*** Opening DATASET RECORDS ***

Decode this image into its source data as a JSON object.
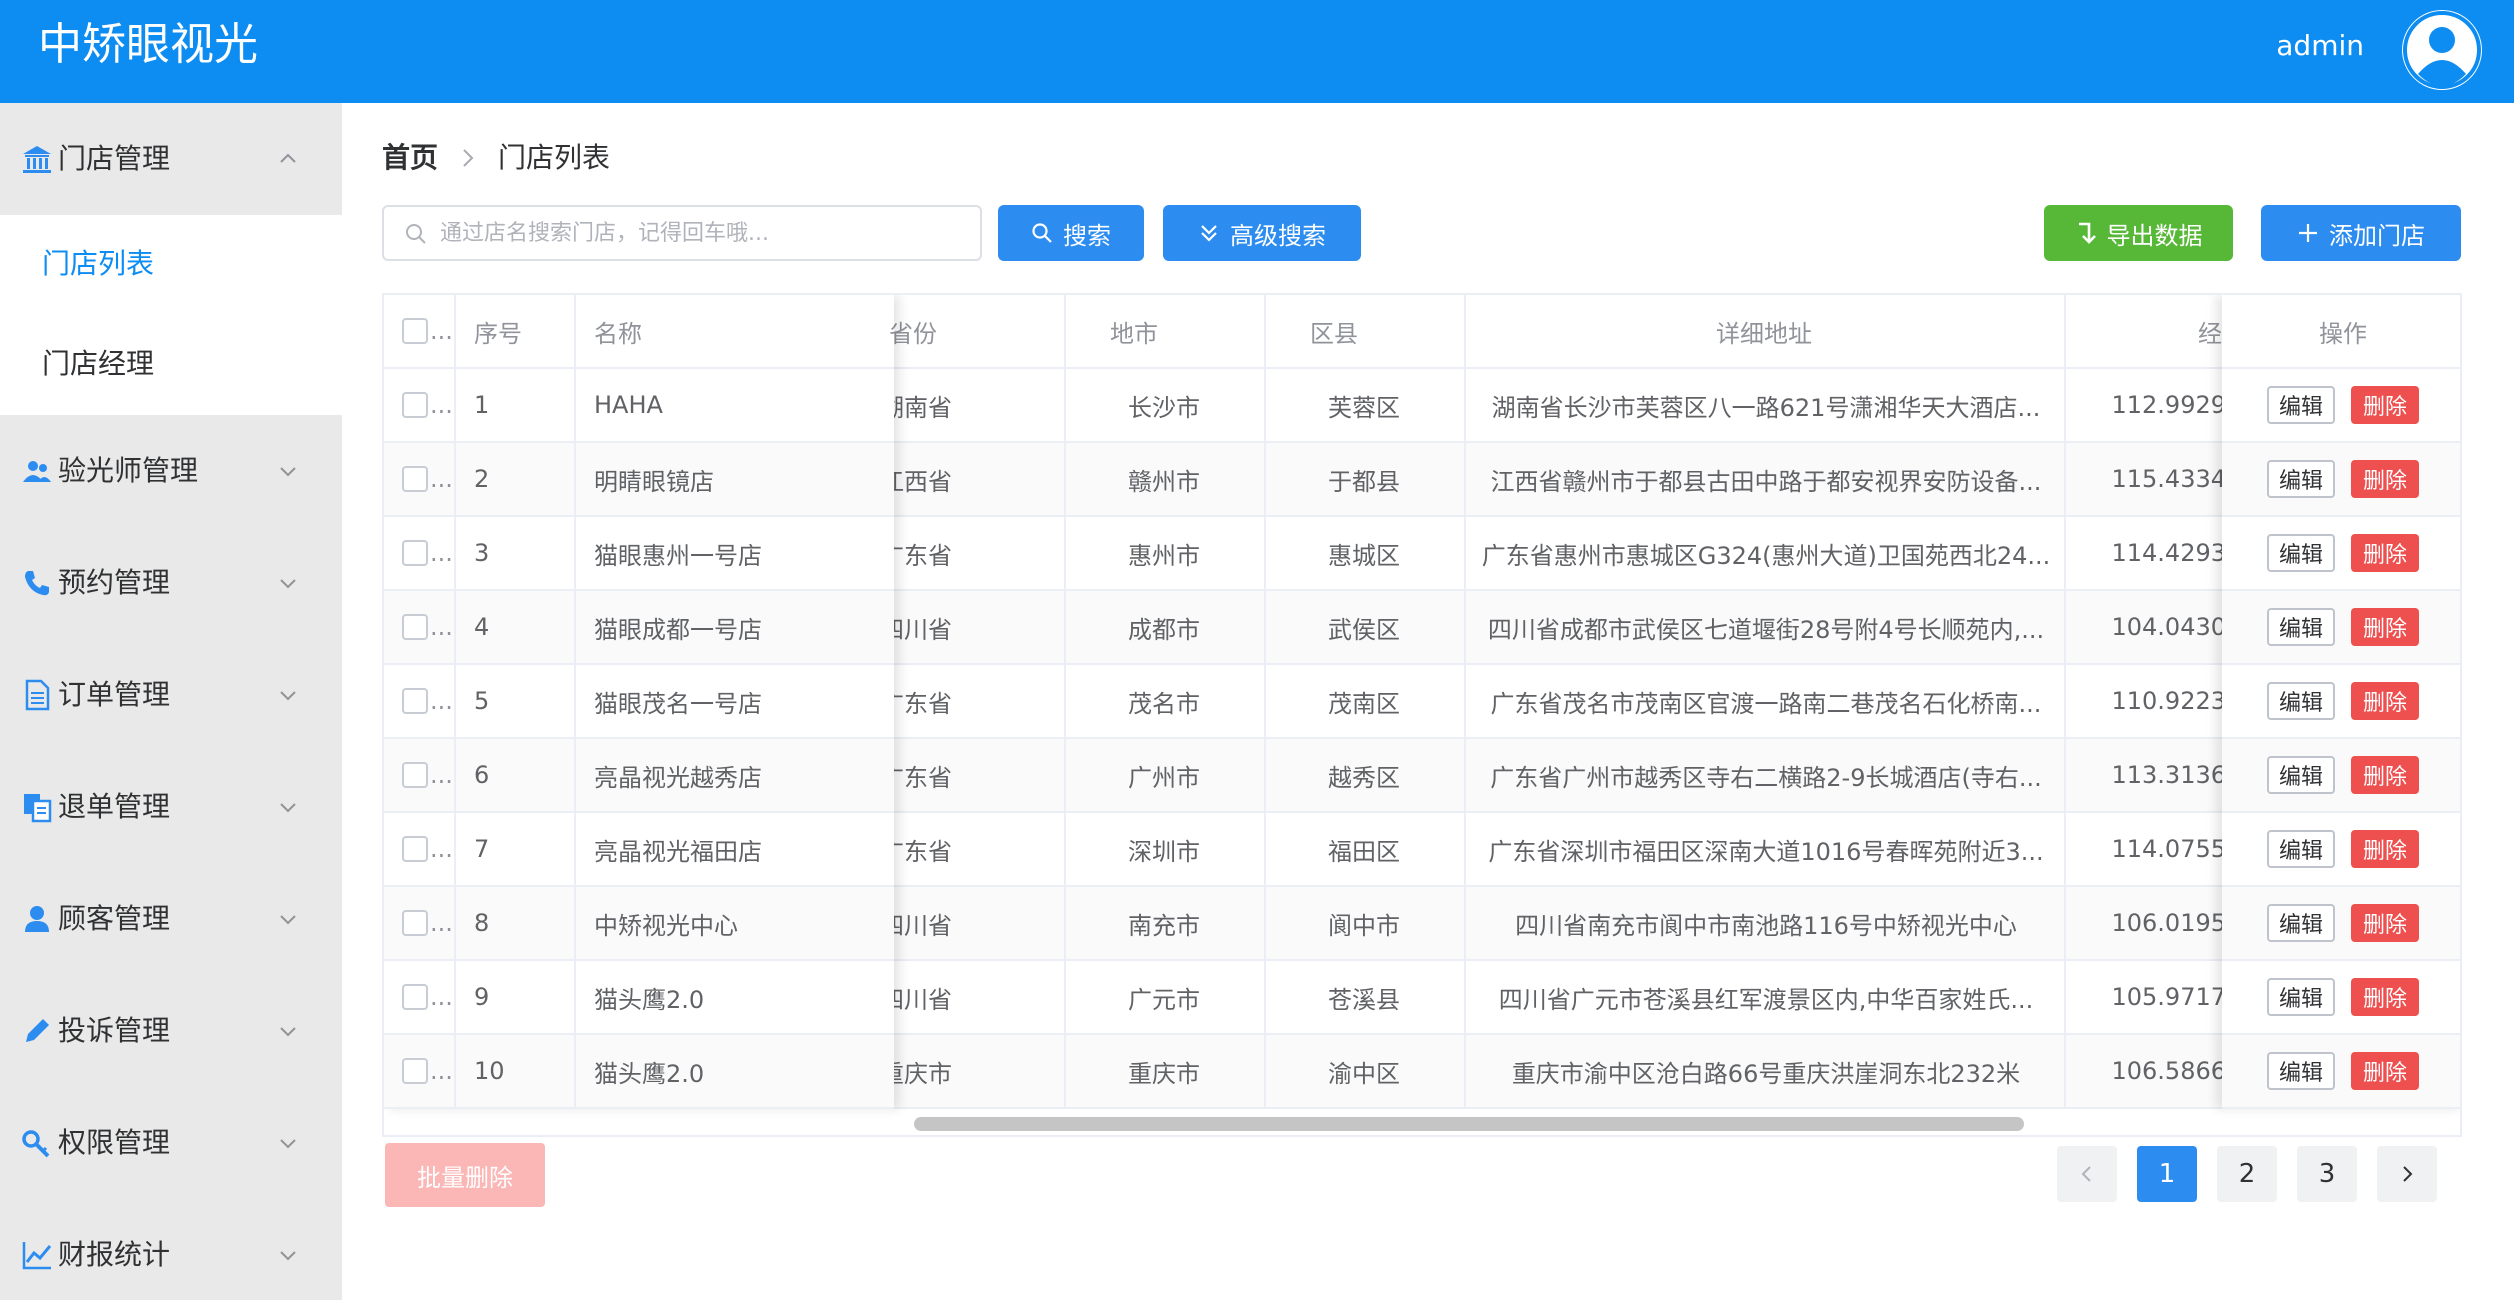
{
  "header": {
    "brand": "中矫眼视光",
    "username": "admin"
  },
  "sidebar": {
    "groups": [
      {
        "label": "门店管理",
        "icon": "bank-icon",
        "expanded": true
      },
      {
        "label": "验光师管理",
        "icon": "user-group-icon"
      },
      {
        "label": "预约管理",
        "icon": "phone-icon"
      },
      {
        "label": "订单管理",
        "icon": "document-icon"
      },
      {
        "label": "退单管理",
        "icon": "copy-icon"
      },
      {
        "label": "顾客管理",
        "icon": "user-icon"
      },
      {
        "label": "投诉管理",
        "icon": "pencil-icon"
      },
      {
        "label": "权限管理",
        "icon": "key-icon"
      },
      {
        "label": "财报统计",
        "icon": "chart-icon"
      }
    ],
    "subitems": [
      {
        "label": "门店列表",
        "active": true
      },
      {
        "label": "门店经理"
      }
    ]
  },
  "breadcrumb": {
    "home": "首页",
    "current": "门店列表"
  },
  "toolbar": {
    "search_placeholder": "通过店名搜索门店，记得回车哦...",
    "search_btn": "搜索",
    "advanced_btn": "高级搜索",
    "export_btn": "导出数据",
    "add_btn": "添加门店"
  },
  "table": {
    "headers": {
      "select": "...",
      "index": "序号",
      "name": "名称",
      "province": "省份",
      "city": "地市",
      "district": "区县",
      "address": "详细地址",
      "lng": "经",
      "actions": "操作"
    },
    "edit_label": "编辑",
    "delete_label": "删除",
    "rows": [
      {
        "index": "1",
        "name": "HAHA",
        "province": "湖南省",
        "city": "长沙市",
        "district": "芙蓉区",
        "address": "湖南省长沙市芙蓉区八一路621号潇湘华天大酒店...",
        "lng": "112.9929"
      },
      {
        "index": "2",
        "name": "明睛眼镜店",
        "province": "江西省",
        "city": "赣州市",
        "district": "于都县",
        "address": "江西省赣州市于都县古田中路于都安视界安防设备...",
        "lng": "115.4334"
      },
      {
        "index": "3",
        "name": "猫眼惠州一号店",
        "province": "广东省",
        "city": "惠州市",
        "district": "惠城区",
        "address": "广东省惠州市惠城区G324(惠州大道)卫国苑西北24...",
        "lng": "114.4293"
      },
      {
        "index": "4",
        "name": "猫眼成都一号店",
        "province": "四川省",
        "city": "成都市",
        "district": "武侯区",
        "address": "四川省成都市武侯区七道堰街28号附4号长顺苑内,...",
        "lng": "104.0430"
      },
      {
        "index": "5",
        "name": "猫眼茂名一号店",
        "province": "广东省",
        "city": "茂名市",
        "district": "茂南区",
        "address": "广东省茂名市茂南区官渡一路南二巷茂名石化桥南...",
        "lng": "110.9223"
      },
      {
        "index": "6",
        "name": "亮晶视光越秀店",
        "province": "广东省",
        "city": "广州市",
        "district": "越秀区",
        "address": "广东省广州市越秀区寺右二横路2-9长城酒店(寺右...",
        "lng": "113.3136"
      },
      {
        "index": "7",
        "name": "亮晶视光福田店",
        "province": "广东省",
        "city": "深圳市",
        "district": "福田区",
        "address": "广东省深圳市福田区深南大道1016号春晖苑附近3...",
        "lng": "114.0755"
      },
      {
        "index": "8",
        "name": "中矫视光中心",
        "province": "四川省",
        "city": "南充市",
        "district": "阆中市",
        "address": "四川省南充市阆中市南池路116号中矫视光中心",
        "lng": "106.0195"
      },
      {
        "index": "9",
        "name": "猫头鹰2.0",
        "province": "四川省",
        "city": "广元市",
        "district": "苍溪县",
        "address": "四川省广元市苍溪县红军渡景区内,中华百家姓氏...",
        "lng": "105.9717"
      },
      {
        "index": "10",
        "name": "猫头鹰2.0",
        "province": "重庆市",
        "city": "重庆市",
        "district": "渝中区",
        "address": "重庆市渝中区沧白路66号重庆洪崖洞东北232米",
        "lng": "106.5866"
      }
    ]
  },
  "batch_delete": "批量删除",
  "pagination": {
    "pages": [
      "1",
      "2",
      "3"
    ],
    "current": "1"
  },
  "colors": {
    "primary": "#0d8cf2",
    "success": "#57b838",
    "danger": "#ee4f4f"
  }
}
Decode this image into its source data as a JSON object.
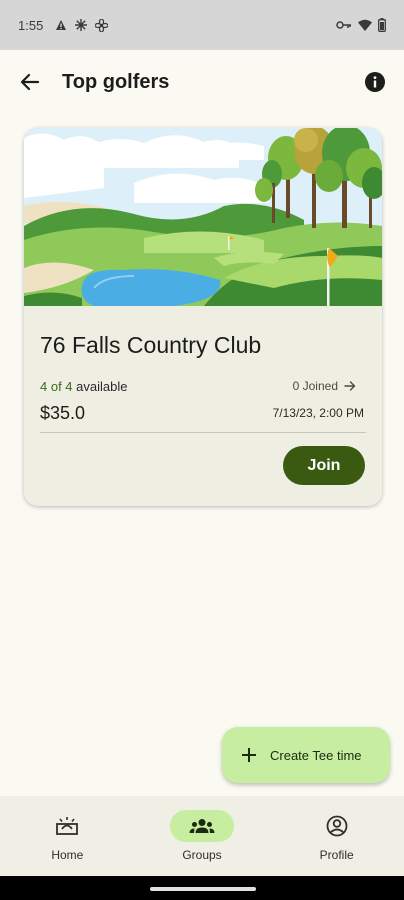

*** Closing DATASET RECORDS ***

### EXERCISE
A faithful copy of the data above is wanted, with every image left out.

### WRITTEN REPLY
Decode this image into its source data as a JSON object.
{
  "header": {
    "brand": "中矫眼视光",
    "username": "admin"
  },
  "sidebar": {
    "groups": [
      {
        "label": "门店管理",
        "icon": "bank-icon",
        "expanded": true
      },
      {
        "label": "验光师管理",
        "icon": "user-group-icon"
      },
      {
        "label": "预约管理",
        "icon": "phone-icon"
      },
      {
        "label": "订单管理",
        "icon": "document-icon"
      },
      {
        "label": "退单管理",
        "icon": "copy-icon"
      },
      {
        "label": "顾客管理",
        "icon": "user-icon"
      },
      {
        "label": "投诉管理",
        "icon": "pencil-icon"
      },
      {
        "label": "权限管理",
        "icon": "key-icon"
      },
      {
        "label": "财报统计",
        "icon": "chart-icon"
      }
    ],
    "subitems": [
      {
        "label": "门店列表",
        "active": true
      },
      {
        "label": "门店经理"
      }
    ]
  },
  "breadcrumb": {
    "home": "首页",
    "current": "门店列表"
  },
  "toolbar": {
    "search_placeholder": "通过店名搜索门店，记得回车哦...",
    "search_btn": "搜索",
    "advanced_btn": "高级搜索",
    "export_btn": "导出数据",
    "add_btn": "添加门店"
  },
  "table": {
    "headers": {
      "select": "...",
      "index": "序号",
      "name": "名称",
      "province": "省份",
      "city": "地市",
      "district": "区县",
      "address": "详细地址",
      "lng": "经",
      "actions": "操作"
    },
    "edit_label": "编辑",
    "delete_label": "删除",
    "rows": [
      {
        "index": "1",
        "name": "HAHA",
        "province": "湖南省",
        "city": "长沙市",
        "district": "芙蓉区",
        "address": "湖南省长沙市芙蓉区八一路621号潇湘华天大酒店...",
        "lng": "112.9929"
      },
      {
        "index": "2",
        "name": "明睛眼镜店",
        "province": "江西省",
        "city": "赣州市",
        "district": "于都县",
        "address": "江西省赣州市于都县古田中路于都安视界安防设备...",
        "lng": "115.4334"
      },
      {
        "index": "3",
        "name": "猫眼惠州一号店",
        "province": "广东省",
        "city": "惠州市",
        "district": "惠城区",
        "address": "广东省惠州市惠城区G324(惠州大道)卫国苑西北24...",
        "lng": "114.4293"
      },
      {
        "index": "4",
        "name": "猫眼成都一号店",
        "province": "四川省",
        "city": "成都市",
        "district": "武侯区",
        "address": "四川省成都市武侯区七道堰街28号附4号长顺苑内,...",
        "lng": "104.0430"
      },
      {
        "index": "5",
        "name": "猫眼茂名一号店",
        "province": "广东省",
        "city": "茂名市",
        "district": "茂南区",
        "address": "广东省茂名市茂南区官渡一路南二巷茂名石化桥南...",
        "lng": "110.9223"
      },
      {
        "index": "6",
        "name": "亮晶视光越秀店",
        "province": "广东省",
        "city": "广州市",
        "district": "越秀区",
        "address": "广东省广州市越秀区寺右二横路2-9长城酒店(寺右...",
        "lng": "113.3136"
      },
      {
        "index": "7",
        "name": "亮晶视光福田店",
        "province": "广东省",
        "city": "深圳市",
        "district": "福田区",
        "address": "广东省深圳市福田区深南大道1016号春晖苑附近3...",
        "lng": "114.0755"
      },
      {
        "index": "8",
        "name": "中矫视光中心",
        "province": "四川省",
        "city": "南充市",
        "district": "阆中市",
        "address": "四川省南充市阆中市南池路116号中矫视光中心",
        "lng": "106.0195"
      },
      {
        "index": "9",
        "name": "猫头鹰2.0",
        "province": "四川省",
        "city": "广元市",
        "district": "苍溪县",
        "address": "四川省广元市苍溪县红军渡景区内,中华百家姓氏...",
        "lng": "105.9717"
      },
      {
        "index": "10",
        "name": "猫头鹰2.0",
        "province": "重庆市",
        "city": "重庆市",
        "district": "渝中区",
        "address": "重庆市渝中区沧白路66号重庆洪崖洞东北232米",
        "lng": "106.5866"
      }
    ]
  },
  "batch_delete": "批量删除",
  "pagination": {
    "pages": [
      "1",
      "2",
      "3"
    ],
    "current": "1"
  },
  "colors": {
    "primary": "#0d8cf2",
    "success": "#57b838",
    "danger": "#ee4f4f"
  }
}
Decode this image into its source data as a JSON object.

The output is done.